It’s late Friday night and a comic hears a knock at his hotel room door. A half dressed cutie stands there and says, “I saw your show tonight and got so turned on that I want you to make love to me tonight!“. The comic asks, “Was it the early or the late show?“.
There is nothing a comic takes more personally than bombing. Most would rather be accused of a crime than to be exposed to the uncomfortable stares of entertainment inadequacy. You never see it coming. The Bomb assumes its position when you least expect it. There is no clue as to its arrival, no prep for its ire and certainly no remedy for its results. Pre-bomb symptoms often take on flu like qualities. They include a sudden hot flash, a tightening in your vocal area, watery eyes, confusion and that one bead of sweat that develops somewhere in the middle of your back and rolls precisely through ass crack center. No matter how physically comedic or rhetorically gifted you are nobody is outside of its realm of influence.
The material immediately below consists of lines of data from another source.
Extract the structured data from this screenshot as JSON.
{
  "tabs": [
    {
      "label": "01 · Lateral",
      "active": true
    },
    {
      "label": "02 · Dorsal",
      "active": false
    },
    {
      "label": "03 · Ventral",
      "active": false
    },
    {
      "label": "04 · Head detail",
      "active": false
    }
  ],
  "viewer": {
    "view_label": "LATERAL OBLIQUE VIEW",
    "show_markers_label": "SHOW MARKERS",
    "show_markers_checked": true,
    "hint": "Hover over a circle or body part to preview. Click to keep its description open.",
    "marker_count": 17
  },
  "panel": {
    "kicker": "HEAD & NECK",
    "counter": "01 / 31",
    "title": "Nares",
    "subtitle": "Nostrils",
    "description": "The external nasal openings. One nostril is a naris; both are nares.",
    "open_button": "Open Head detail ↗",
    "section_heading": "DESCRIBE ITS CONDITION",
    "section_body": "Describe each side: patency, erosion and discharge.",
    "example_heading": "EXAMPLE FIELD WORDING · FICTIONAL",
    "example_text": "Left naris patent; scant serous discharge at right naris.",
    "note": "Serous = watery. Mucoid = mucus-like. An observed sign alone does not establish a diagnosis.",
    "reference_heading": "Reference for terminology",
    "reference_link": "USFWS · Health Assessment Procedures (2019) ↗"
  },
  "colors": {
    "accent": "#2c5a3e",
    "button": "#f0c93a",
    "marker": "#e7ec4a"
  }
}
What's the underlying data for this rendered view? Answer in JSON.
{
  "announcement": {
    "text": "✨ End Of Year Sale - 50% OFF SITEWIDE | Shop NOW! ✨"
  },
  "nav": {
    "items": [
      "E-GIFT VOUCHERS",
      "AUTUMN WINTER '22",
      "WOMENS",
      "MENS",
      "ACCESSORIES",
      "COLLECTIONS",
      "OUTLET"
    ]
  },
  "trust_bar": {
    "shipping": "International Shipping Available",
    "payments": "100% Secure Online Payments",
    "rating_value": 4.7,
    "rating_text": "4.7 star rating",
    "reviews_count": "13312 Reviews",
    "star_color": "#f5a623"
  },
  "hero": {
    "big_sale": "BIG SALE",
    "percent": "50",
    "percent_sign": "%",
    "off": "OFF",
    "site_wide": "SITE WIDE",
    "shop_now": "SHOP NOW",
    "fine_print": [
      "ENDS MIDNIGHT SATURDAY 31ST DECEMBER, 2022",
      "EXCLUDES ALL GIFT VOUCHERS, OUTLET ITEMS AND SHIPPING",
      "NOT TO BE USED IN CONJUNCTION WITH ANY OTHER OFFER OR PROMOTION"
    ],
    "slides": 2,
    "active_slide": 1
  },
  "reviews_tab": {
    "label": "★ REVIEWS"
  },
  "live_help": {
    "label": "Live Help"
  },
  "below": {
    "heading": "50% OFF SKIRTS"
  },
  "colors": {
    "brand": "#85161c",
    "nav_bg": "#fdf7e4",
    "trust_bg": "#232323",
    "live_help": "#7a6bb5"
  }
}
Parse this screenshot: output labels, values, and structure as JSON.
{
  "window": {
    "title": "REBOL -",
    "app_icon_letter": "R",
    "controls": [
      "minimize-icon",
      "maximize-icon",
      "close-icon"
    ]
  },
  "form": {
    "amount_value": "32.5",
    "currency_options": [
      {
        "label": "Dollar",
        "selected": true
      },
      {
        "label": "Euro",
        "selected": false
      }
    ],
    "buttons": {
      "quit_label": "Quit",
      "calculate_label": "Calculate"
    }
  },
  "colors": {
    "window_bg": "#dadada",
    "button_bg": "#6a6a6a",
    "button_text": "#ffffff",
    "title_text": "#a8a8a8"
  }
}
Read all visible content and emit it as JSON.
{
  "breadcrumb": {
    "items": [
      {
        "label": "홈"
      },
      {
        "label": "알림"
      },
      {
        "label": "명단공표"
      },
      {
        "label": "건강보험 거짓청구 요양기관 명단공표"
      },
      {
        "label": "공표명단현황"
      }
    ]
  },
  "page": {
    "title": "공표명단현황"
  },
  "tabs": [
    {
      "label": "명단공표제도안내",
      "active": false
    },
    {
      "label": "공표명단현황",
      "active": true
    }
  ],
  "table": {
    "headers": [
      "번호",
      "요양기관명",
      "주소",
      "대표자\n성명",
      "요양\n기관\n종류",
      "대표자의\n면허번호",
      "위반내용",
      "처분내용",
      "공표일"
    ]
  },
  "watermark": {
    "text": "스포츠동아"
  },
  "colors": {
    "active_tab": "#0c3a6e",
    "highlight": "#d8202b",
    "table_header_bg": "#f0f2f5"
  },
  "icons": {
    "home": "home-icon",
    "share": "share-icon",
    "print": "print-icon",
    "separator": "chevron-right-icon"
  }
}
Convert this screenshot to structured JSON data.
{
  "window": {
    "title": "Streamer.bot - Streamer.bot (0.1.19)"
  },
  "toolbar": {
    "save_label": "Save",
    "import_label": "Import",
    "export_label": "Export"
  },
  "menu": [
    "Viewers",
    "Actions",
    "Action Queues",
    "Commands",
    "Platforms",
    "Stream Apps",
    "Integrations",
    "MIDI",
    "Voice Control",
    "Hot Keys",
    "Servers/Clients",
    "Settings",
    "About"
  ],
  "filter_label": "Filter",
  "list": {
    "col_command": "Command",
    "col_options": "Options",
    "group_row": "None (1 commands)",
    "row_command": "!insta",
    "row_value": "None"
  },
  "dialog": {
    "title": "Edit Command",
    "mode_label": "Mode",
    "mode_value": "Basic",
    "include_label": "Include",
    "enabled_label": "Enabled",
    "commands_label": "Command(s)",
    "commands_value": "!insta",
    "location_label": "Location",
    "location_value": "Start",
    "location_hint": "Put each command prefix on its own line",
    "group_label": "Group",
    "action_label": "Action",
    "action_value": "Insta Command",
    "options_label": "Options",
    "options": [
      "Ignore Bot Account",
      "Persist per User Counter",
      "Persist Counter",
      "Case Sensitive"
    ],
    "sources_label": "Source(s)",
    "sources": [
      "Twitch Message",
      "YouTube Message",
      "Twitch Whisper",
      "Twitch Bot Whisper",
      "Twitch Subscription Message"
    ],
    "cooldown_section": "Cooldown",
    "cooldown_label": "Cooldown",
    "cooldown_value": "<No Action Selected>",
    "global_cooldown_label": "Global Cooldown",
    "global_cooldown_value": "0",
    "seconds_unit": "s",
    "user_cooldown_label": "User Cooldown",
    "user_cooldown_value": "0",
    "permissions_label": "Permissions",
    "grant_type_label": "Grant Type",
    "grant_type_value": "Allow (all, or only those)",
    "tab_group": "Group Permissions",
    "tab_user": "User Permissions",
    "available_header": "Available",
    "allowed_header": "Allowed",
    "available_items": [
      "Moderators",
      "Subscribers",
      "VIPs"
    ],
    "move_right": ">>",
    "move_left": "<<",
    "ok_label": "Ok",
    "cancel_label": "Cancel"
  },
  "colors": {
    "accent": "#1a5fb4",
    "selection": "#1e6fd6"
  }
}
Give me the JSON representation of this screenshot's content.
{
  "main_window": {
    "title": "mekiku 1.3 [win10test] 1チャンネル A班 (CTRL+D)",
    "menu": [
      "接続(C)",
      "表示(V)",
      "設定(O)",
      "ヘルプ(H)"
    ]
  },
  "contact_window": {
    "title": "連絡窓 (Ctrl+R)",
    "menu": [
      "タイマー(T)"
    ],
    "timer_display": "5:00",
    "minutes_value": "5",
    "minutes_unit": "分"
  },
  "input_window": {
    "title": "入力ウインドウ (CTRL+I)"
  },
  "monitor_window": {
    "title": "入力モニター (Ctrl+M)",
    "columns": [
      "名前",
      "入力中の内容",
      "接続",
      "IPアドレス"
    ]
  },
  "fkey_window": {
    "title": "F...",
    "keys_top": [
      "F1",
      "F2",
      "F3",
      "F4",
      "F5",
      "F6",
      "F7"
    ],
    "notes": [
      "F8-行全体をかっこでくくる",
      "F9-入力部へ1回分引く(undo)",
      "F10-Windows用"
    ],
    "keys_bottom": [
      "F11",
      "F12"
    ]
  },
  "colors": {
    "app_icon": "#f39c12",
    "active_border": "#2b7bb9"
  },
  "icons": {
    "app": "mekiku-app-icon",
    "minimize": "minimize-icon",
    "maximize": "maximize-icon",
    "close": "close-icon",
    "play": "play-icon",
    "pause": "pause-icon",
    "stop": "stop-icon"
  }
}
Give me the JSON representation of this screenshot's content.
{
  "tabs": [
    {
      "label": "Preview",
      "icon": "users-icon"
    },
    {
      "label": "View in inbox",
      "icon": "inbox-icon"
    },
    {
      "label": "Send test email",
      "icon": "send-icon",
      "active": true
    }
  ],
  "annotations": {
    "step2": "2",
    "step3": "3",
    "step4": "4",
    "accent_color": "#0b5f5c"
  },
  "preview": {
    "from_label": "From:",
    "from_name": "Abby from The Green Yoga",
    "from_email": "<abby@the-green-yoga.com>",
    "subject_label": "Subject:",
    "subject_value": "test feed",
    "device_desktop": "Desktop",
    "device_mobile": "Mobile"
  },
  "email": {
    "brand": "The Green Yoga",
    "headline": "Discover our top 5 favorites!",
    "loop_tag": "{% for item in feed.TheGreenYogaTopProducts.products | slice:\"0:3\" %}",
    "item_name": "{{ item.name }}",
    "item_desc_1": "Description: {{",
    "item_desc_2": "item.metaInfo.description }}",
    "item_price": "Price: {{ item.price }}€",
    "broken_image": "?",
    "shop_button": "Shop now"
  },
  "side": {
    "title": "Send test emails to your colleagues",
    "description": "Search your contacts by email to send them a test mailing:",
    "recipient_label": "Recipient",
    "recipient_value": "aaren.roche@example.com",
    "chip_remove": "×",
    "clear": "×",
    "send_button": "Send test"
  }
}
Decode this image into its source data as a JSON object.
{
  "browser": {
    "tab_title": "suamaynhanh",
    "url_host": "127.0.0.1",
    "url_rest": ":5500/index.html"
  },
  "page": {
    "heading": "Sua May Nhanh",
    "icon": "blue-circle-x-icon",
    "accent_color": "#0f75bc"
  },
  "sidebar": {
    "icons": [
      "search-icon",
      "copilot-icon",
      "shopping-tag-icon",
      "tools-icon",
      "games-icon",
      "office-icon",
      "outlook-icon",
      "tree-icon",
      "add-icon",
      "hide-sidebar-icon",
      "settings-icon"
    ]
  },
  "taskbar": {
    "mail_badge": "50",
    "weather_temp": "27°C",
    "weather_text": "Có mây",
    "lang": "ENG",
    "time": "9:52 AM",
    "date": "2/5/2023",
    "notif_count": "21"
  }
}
Many years ago I performed at the HBO comedy festival in Aspen and watched George Carlin stop in the middle of a taping and opt to close a showcase show later that night because the audience just wasn’t there for him.
Somewhere over the Rainbow…. If George Carlin can bomb, why oh why can’t I.
There are many ways to handle the Bomb, but as a comic who has experienced it few times and witnessed it many, I wanted to offer a few options as to how to address the humiliation with your head held high.
“Dick Williams is one of the best people on Earth, no matter how evil he wants you to believe he is. He has been a dear friend to me and my family for as long as I’ve known him, both in Houston and in Los Angeles. Dick was great at putting together paid gigs here in Houston and always played a starring role in every fucked up story that ever happened. He’s my friend, my rabbi, my accomplice and at times my worst nightmare. Dick is one of the great unsung, underappreciated heroes of the Houston comedy scene.”
In the multiple interviews with Houston comics who were around in the 1990’s Dick
Williams’ name pops up a lot. From John Wessling; Ralphie May; Rob Mungle; Caroline Picard & Billy D. Washington; many give him credit for giving them their first paid gig. The saying goes among comics, “If anyone knows how to create a gig, it’s Dick Williams”.
“Nothing is better than a live stand up show. At a stand up show you’ll get more laughs in 15 minutes than you would for an entire movie. And if you play your cards right, you can come home with a comic.”
Throughout my interviews with Houston Comics who’ve been around for more than ten years, one comic’s name pops up a lot, Matt Kirsch. With a list of jokes and industry credits as big as the state of Texas, to say Matt is a Houston comic’s comic barely scratches the surface. From his Humble beginnings in the late 1990’s to present day, Matt has crossed paths with all levels of the entertainment industry. Currently Matt is in charge of Comic Relief 2.0. Matt took a moment from his busy schedule to catch up with us.
1986 after a friend had entered him into a comedy competition at Froggy Bottoms Comedy Club in Lubbock Texas Scott Kennedy started his comedy career at an open mic. Shortly after that he made Houston, Texas his comedy home. And then he moved on to Los Angeles and then to Austin.
All of the attention is meant to be focused on you. That’s why you went on stage in the first place. Stay center stage, where the light is. If the entire stage is lit, feel free to roam. Very simply stated, stay in the light. Continue reading →